 As seen in FIG. 4, if prices fluctuate such that diesel fuel becomes relatively inexpensive in comparison to DEF, the optimum engine-out NOx 80, 82 and 84 may be substantially less so that more of the emissions reduction work is done in the engine with EGR rather than the expensive DEF. This would conserve the relatively expensive DEF used in SCR.
 When the cost ratio (CR) of diesel fuel to DEF is 0.5 (CR=0.5) as seen at 76, the optimum engine-out NOx 80 is substantially lower than when the cost ratio of diesel fuel to DEF is 2.0 (CR=2.0) as seen at 78. It can also be seen that when the CR is 1.0, the optimum engine out NOx 82 is intermediate the optimum engine out NOx when CR is 0.5 and 2.0. The shift in optimum engine-out NOx from CR 0.5 to CR 2.0 may be more than 50%.
 Note also that when the CR is higher, the NOx to particulate matter (PM) ratio is lower. This means there is less particulate matter to burn off of a DPF, resulting is less frequent regenerations which will inherently lower the diesel fuel consumption through an HC doser. The controller further accounts for the difference in engine output particulate matter accumulation on the DPF depending on the CR utilized.
 The words used in this application are understood to be words of description, and are not words of limitation.
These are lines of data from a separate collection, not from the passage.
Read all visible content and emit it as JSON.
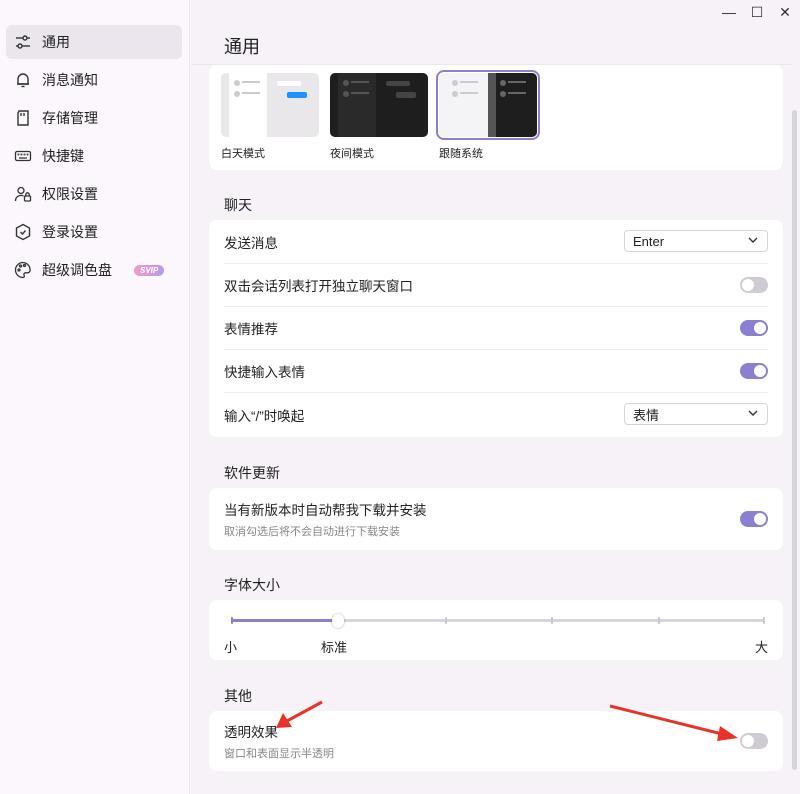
{
  "sidebar": {
    "items": [
      {
        "label": "通用",
        "icon": "sliders-icon",
        "active": true
      },
      {
        "label": "消息通知",
        "icon": "bell-icon"
      },
      {
        "label": "存储管理",
        "icon": "storage-card-icon"
      },
      {
        "label": "快捷键",
        "icon": "keyboard-icon"
      },
      {
        "label": "权限设置",
        "icon": "user-lock-icon"
      },
      {
        "label": "登录设置",
        "icon": "shield-icon"
      },
      {
        "label": "超级调色盘",
        "icon": "palette-icon",
        "badge": "SVIP"
      }
    ]
  },
  "window": {
    "minimize": "—",
    "maximize": "☐",
    "close": "✕"
  },
  "main": {
    "title": "通用",
    "themes": [
      {
        "label": "白天模式",
        "selected": false
      },
      {
        "label": "夜间模式",
        "selected": false
      },
      {
        "label": "跟随系统",
        "selected": true
      }
    ],
    "chat": {
      "heading": "聊天",
      "send_message": {
        "label": "发送消息",
        "value": "Enter"
      },
      "double_click": {
        "label": "双击会话列表打开独立聊天窗口",
        "on": false
      },
      "emoji_recommend": {
        "label": "表情推荐",
        "on": true
      },
      "quick_emoji": {
        "label": "快捷输入表情",
        "on": true
      },
      "slash_invoke": {
        "label": "输入“/”时唤起",
        "value": "表情"
      }
    },
    "update": {
      "heading": "软件更新",
      "auto_update": {
        "label": "当有新版本时自动帮我下载并安装",
        "sub": "取消勾选后将不会自动进行下载安装",
        "on": true
      }
    },
    "font_size": {
      "heading": "字体大小",
      "min_label": "小",
      "standard_label": "标准",
      "max_label": "大",
      "level": 1,
      "steps": 6
    },
    "other": {
      "heading": "其他",
      "transparency": {
        "label": "透明效果",
        "sub": "窗口和表面显示半透明",
        "on": false
      }
    }
  },
  "colors": {
    "accent": "#8b7fd0",
    "annotation": "#e8332a"
  }
}
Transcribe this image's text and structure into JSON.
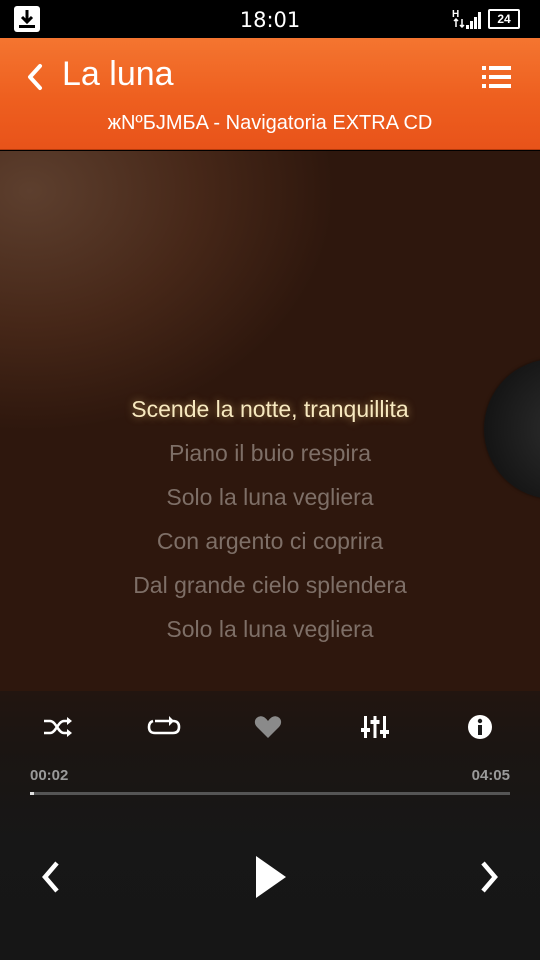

While at least one method and system have been discussed, those skilled in the art recognize that many variations and modifications may be made without departing from the scope and spirit of the invention as set forth in the appended claims.
Patent applications by Detroit Diesel Corporation
Patent applications in class Anti-pollution
Patent applications in all subclasses Anti-pollution